The proposed legislation is part of a larger set of laws that are intended to deal with the dominance of Big Tech companies, which have become increasingly powerful.
Media companies argue that Meta generates huge profits from news articles on its platform, especially during the pandemic, which is a time when many smaller news companies struggled.
However, Meta objects to the new law, claiming that it actually provides more traffic to struggling news outlets. The company also argues that news publishers and other content creators benefit financially from putting their content on Facebook. Meta also argues that sharing news on Facebook only makes up a small fraction of its revenue.
Meta spokesperson Andy Stone said: “If Congress passes an ill-considered journalism bill as part of national security legislation, we will be forced to consider removing news from our platform altogether rather than submit to government-mandated negotiations that unfairly disregard any value we provide to news outlets through increased traffic and subscriptions.”
Last year, a similar law was passed in Australia which meant news on Facebook was suspended temporarily. The company quickly reversed the decision after facing criticism, and this resulted in a deal being made with the Australian government,
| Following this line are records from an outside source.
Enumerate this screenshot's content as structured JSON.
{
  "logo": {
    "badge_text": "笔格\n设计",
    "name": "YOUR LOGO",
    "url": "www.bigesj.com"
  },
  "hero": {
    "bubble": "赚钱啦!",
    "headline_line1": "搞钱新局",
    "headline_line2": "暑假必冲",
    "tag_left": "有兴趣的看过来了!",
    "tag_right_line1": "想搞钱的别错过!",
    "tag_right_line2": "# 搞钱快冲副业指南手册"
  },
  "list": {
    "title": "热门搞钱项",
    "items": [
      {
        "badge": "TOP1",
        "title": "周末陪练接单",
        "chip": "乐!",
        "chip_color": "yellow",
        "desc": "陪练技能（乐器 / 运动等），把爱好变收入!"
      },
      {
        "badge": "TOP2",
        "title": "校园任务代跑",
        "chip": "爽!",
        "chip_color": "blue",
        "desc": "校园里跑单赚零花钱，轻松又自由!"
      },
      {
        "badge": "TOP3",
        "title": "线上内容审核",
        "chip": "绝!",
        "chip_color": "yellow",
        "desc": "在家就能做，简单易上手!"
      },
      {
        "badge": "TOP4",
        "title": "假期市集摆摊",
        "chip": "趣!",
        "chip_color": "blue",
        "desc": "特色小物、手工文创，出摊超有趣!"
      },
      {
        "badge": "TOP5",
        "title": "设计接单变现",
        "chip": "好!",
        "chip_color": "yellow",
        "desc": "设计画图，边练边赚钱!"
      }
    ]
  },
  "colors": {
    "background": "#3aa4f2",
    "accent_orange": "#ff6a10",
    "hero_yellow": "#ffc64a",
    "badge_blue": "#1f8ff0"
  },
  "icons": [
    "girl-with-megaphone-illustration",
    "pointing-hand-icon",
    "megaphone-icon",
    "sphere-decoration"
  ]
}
In a statement about Australia’s proposed law last year, a spokesperson for Meta said, “for Facebook, the business gain from the news is minimal. News makes up less than 4% of the content people see in their News Feed.”